2017 has come to an end, which means it’s time to look ahead at what 2018 has in store. For auto manufacturers, sellers, and insurers, this past year has been marked by continuing innovation toward self-driving cars, the increasing presence of electric vehicles, and further digitization of the car buying and ownership experience. As technology continues to evolve at what feels like the speed of light, the auto industry is in store for some exciting changes in 2018.
Infotainment Systems For Everyone
If connecting your smartphone with your vehicle’s media system is exciting, get ready for even more thrill in 2018. Additional and further improved in-vehicle infotainment systems will be ushered onto the mainstream auto market. These systems will be capable of delivering more than just information and entertainment, but enhanced content for navigation, internet searches, and media control like never before. They will also improve on current in-vehicle mobile device connection capabilities, and include things like voice commands for window and air conditioning controls, to create a completely hands-free experience.

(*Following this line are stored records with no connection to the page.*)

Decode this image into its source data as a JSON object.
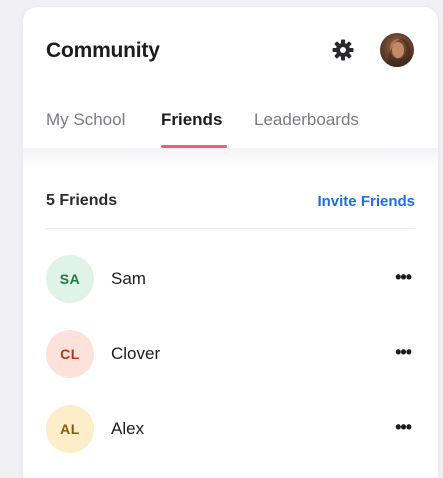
{
  "header": {
    "title": "Community",
    "settings_icon": "gear-icon",
    "profile_icon": "user-avatar"
  },
  "tabs": [
    {
      "label": "My School",
      "active": false
    },
    {
      "label": "Friends",
      "active": true
    },
    {
      "label": "Leaderboards",
      "active": false
    }
  ],
  "friends": {
    "count_label": "5 Friends",
    "invite_label": "Invite Friends",
    "items": [
      {
        "initials": "SA",
        "name": "Sam",
        "bg": "#dff3e8",
        "fg": "#1b7a43",
        "more": "•••"
      },
      {
        "initials": "CL",
        "name": "Clover",
        "bg": "#fde2dc",
        "fg": "#b3361f",
        "more": "•••"
      },
      {
        "initials": "AL",
        "name": "Alex",
        "bg": "#fdedc9",
        "fg": "#8a5a06",
        "more": "•••"
      }
    ]
  },
  "colors": {
    "accent_tab": "#ec5f75",
    "link": "#1f6fe0"
  }
}
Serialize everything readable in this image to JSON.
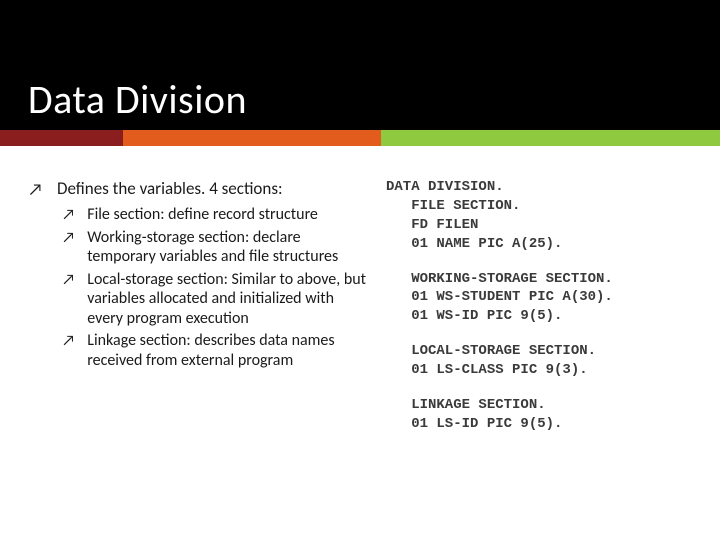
{
  "header": {
    "title": "Data Division"
  },
  "left": {
    "intro": "Defines the variables.  4 sections:",
    "items": [
      "File section: define record structure",
      "Working-storage section: declare temporary variables and file structures",
      "Local-storage section: Similar to above, but variables allocated and initialized with every program execution",
      "Linkage section: describes data names received from external program"
    ]
  },
  "code": {
    "block1": "DATA DIVISION.\n   FILE SECTION.\n   FD FILEN\n   01 NAME PIC A(25).",
    "block2": "   WORKING-STORAGE SECTION.\n   01 WS-STUDENT PIC A(30).\n   01 WS-ID PIC 9(5).",
    "block3": "   LOCAL-STORAGE SECTION.\n   01 LS-CLASS PIC 9(3).",
    "block4": "   LINKAGE SECTION.\n   01 LS-ID PIC 9(5)."
  },
  "bullets": {
    "arrow": "↗"
  }
}
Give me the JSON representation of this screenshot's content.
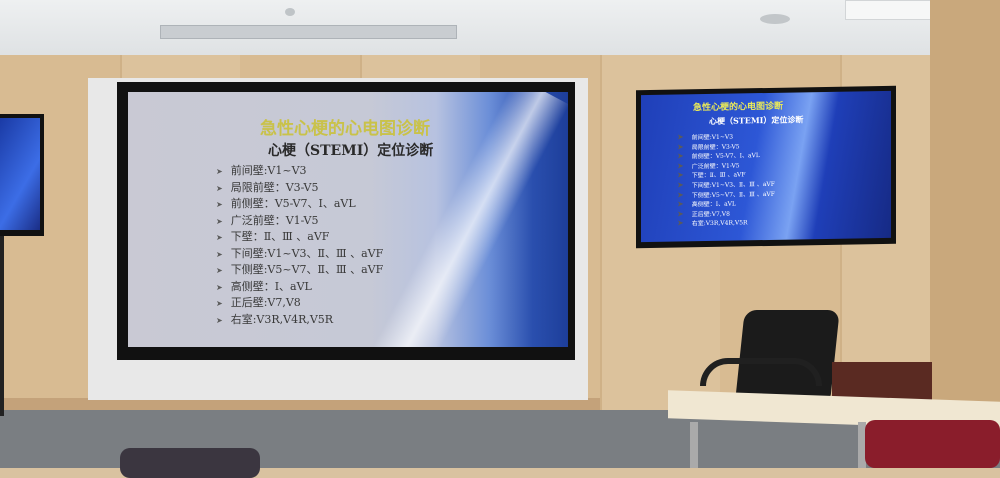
{
  "projection_screen": {
    "title": "急性心梗的心电图诊断",
    "subtitle": "心梗（STEMI）定位诊断",
    "items": [
      "前间壁:V1~V3",
      "局限前壁：V3-V5",
      "前侧壁：V5-V7、Ⅰ、aVL",
      "广泛前壁：V1-V5",
      "下壁：Ⅱ、Ⅲ 、aVF",
      "下间壁:V1~V3、Ⅱ、Ⅲ 、aVF",
      "下侧壁:V5~V7、Ⅱ、Ⅲ 、aVF",
      "高侧壁：Ⅰ、aVL",
      "正后壁:V7,V8",
      "右室:V3R,V4R,V5R"
    ]
  },
  "tv_screen": {
    "title": "急性心梗的心电图诊断",
    "subtitle": "心梗（STEMI）定位诊断",
    "items": [
      "前间壁:V1~V3",
      "局限前壁：V3-V5",
      "前侧壁：V5-V7、Ⅰ、aVL",
      "广泛前壁：V1-V5",
      "下壁：Ⅱ、Ⅲ 、aVF",
      "下间壁:V1~V3、Ⅱ、Ⅲ 、aVF",
      "下侧壁:V5~V7、Ⅱ、Ⅲ 、aVF",
      "高侧壁：Ⅰ、aVL",
      "正后壁:V7,V8",
      "右室:V3R,V4R,V5R"
    ]
  },
  "bullet_glyph": "➤",
  "colors": {
    "title": "#c9c24a",
    "screen_blue": "#1d3e9a",
    "wood": "#d8bb92"
  }
}
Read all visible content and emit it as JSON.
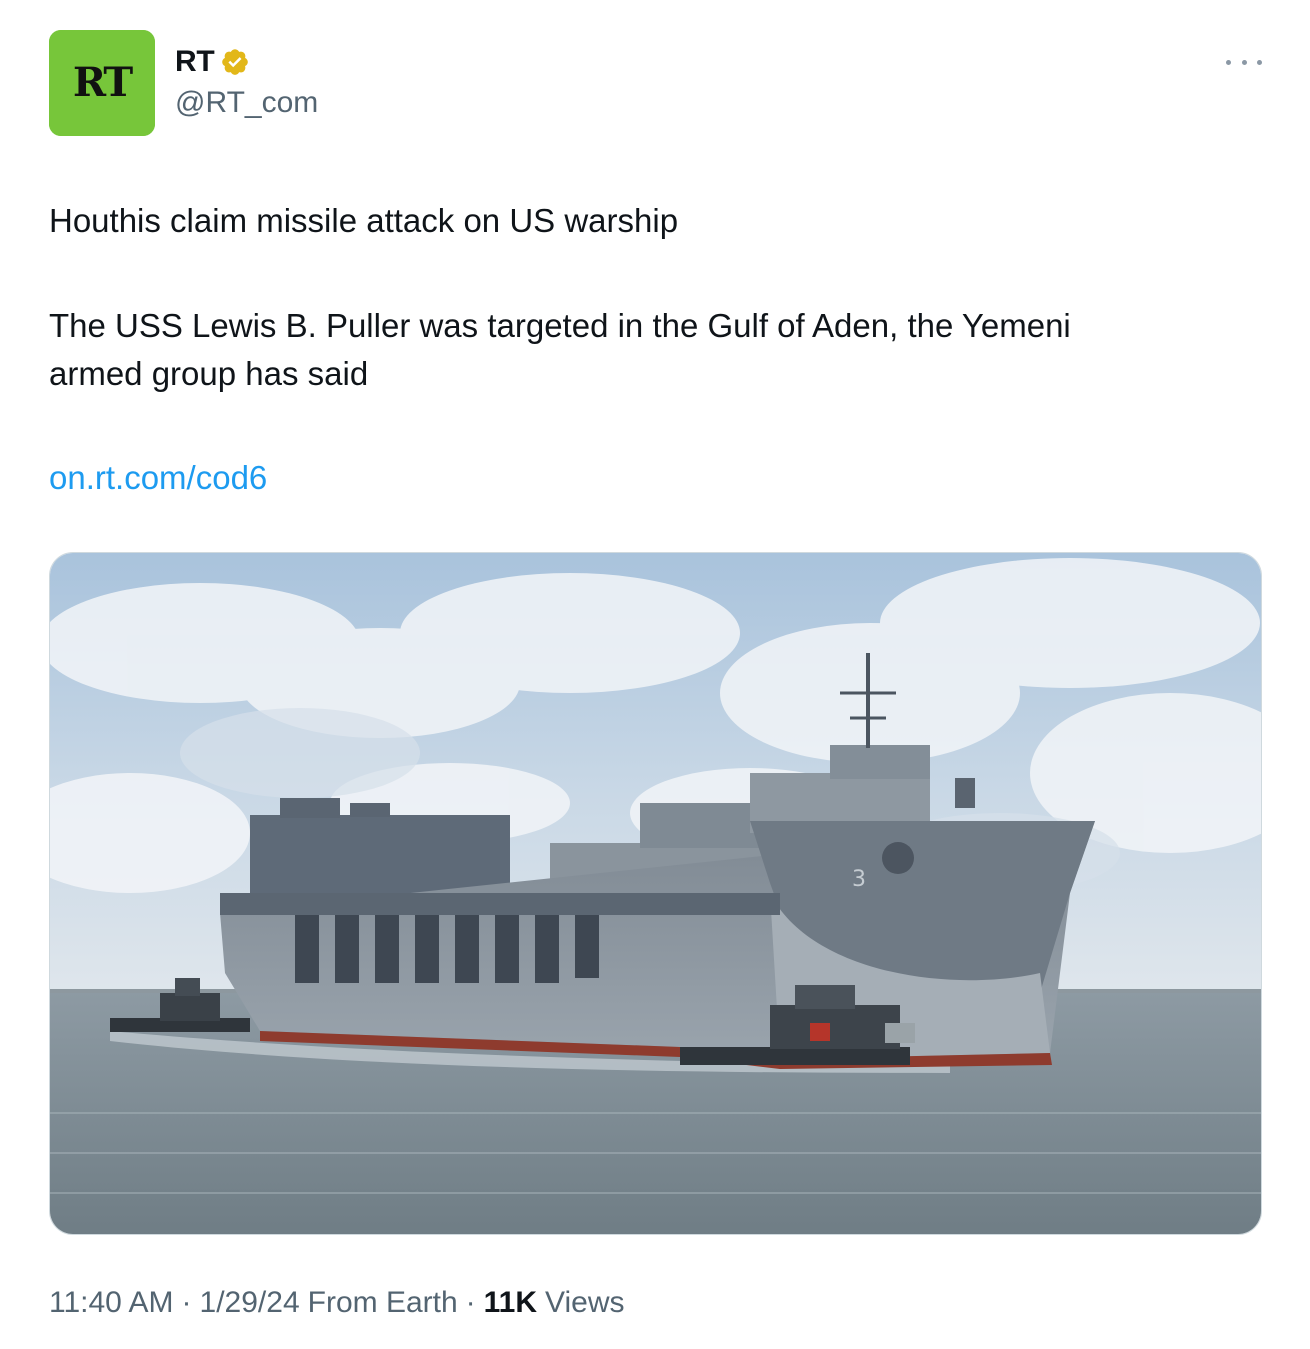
{
  "author": {
    "display_name": "RT",
    "handle": "@RT_com",
    "avatar_text": "RT",
    "avatar_color": "#77c63a",
    "verified_badge_color": "#e2b719",
    "avatar_icon": "rt-logo",
    "verified_icon": "verified-badge-icon",
    "more_icon": "more-options-icon"
  },
  "tweet": {
    "headline": "Houthis claim missile attack on US warship",
    "body_line1": "The USS Lewis B. Puller was targeted in the Gulf of Aden, the Yemeni",
    "body_line2": "armed group has said",
    "link": "on.rt.com/cod6",
    "link_color": "#1d9bf0"
  },
  "meta": {
    "time": "11:40 AM",
    "date": "1/29/24",
    "source": "From Earth",
    "separator": "·",
    "views_count": "11K",
    "views_label": "Views"
  }
}
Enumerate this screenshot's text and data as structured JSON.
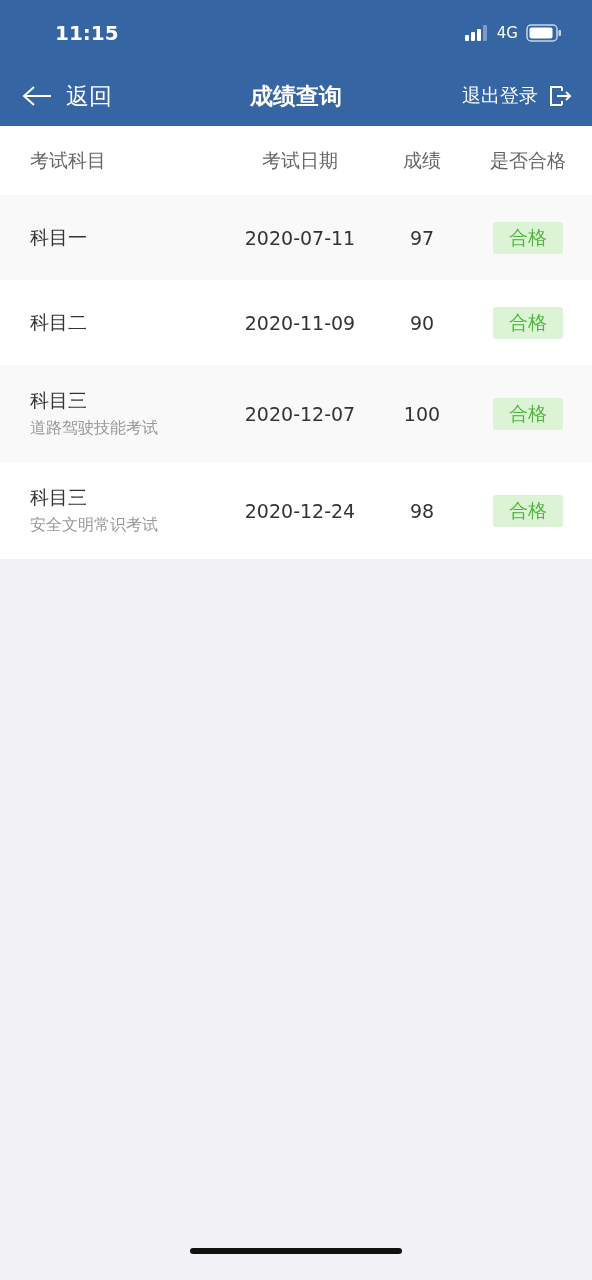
{
  "status_bar": {
    "time": "11:15",
    "network": "4G"
  },
  "nav_bar": {
    "back": "返回",
    "title": "成绩查询",
    "logout": "退出登录"
  },
  "table": {
    "columns": [
      "考试科目",
      "考试日期",
      "成绩",
      "是否合格"
    ],
    "rows": [
      {
        "subject": "科目一",
        "date": "2020-07-11",
        "score": "97",
        "result": {
          "text": "合格",
          "kind": "pass"
        }
      },
      {
        "subject": "科目二",
        "date": "2020-11-09",
        "score": "90",
        "result": {
          "text": "合格",
          "kind": "pass"
        }
      },
      {
        "subject": "科目三",
        "note": "道路驾驶技能考试",
        "date": "2020-12-07",
        "score": "100",
        "result": {
          "text": "合格",
          "kind": "pass"
        }
      },
      {
        "subject": "科目三",
        "note": "安全文明常识考试",
        "date": "2020-12-24",
        "score": "98",
        "result": {
          "text": "合格",
          "kind": "pass"
        }
      }
    ]
  }
}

The forthcoming Volvo XC40 is one example of how infotainment is playing a larger role in car buying decisions. The compact SUV features 4 years of Volvo On Call and the ability to share the vehicle with trusted friends and family via a mobile app. Spotify, Pandora, and Yelp are available through the center screen, which supports Apple CarPlay and Android Auto. Photo: Volvo Car Group.
More Freedoms For Aging Populations
For past generations, reaching an advanced age has typically been equated with handing over the keys to concerned family members. Starting in 2018, automated driving technology – a.k.a self-driving cars – will become more commonplace, giving older motorists the opportunity to continue enjoying their vehicles.
“Ultimately, the baby boomer car would drive itself,” Jessica Caldwell, Executive Director of industry analysis at Edmunds explained in a recent Chicago Tribune interview. “It’s about mobility and to give this generation increased freedom. It’s really fantastic, something generations before never thought possible. When we talk to boomers, they’re really excited to see what’s to come.”
Still, new tech means uncharted territory. So while the increased availability of autonomous cars and in-vehicle infotainment systems are certainly exciting, the potential for it to fail or cause mishaps also increases. Smart consumers will want to make sure they have the proper protection plans in place to cover all possible bases when it comes to these new options – and smart companies will want to make sure they can provide them. Fortunately, third-party protection plan providers make great partners in this endeavor, as they have a deep knowledge of what these new technologies mean for the changing risk landscape in the auto industry.
Ford has been testing autonomous vehicles for more than 10 years, and offers a broad portfolio of available semi-autonomous technologies on vehicles globally. Ford expanded testing of its Fusion Hybrid Autonomous Research Vehicle, with cameras, radar, LiDAR sensors, and real-time 3D mapping technology. Photo: Ford Motor Company.
Telematics Decreasing Breakdowns & Repairs
2018 will bring with it the continued trend of leveraging consumer driving data to improve the car buying and owning process. More and more, consumers are comfortable sharing personal driving data, which gives auto industry providers the ability to better serve their customers. One way driving data can benefit end consumers is by proactively predicting potential issues, allowing drivers to make repairs before a quick fix becomes a major catastrophe.
This could potentially shorten repair turnaround time, as catching issues early could mean the difference between a single-day job and a week-long fix.
As technology trends in the auto industry advance at an especially speedy pace, expect to see some impactful changes in 2018. Connectivity systems, autonomous cars, and proactive service analytics are only scratching the surface of future auto technology.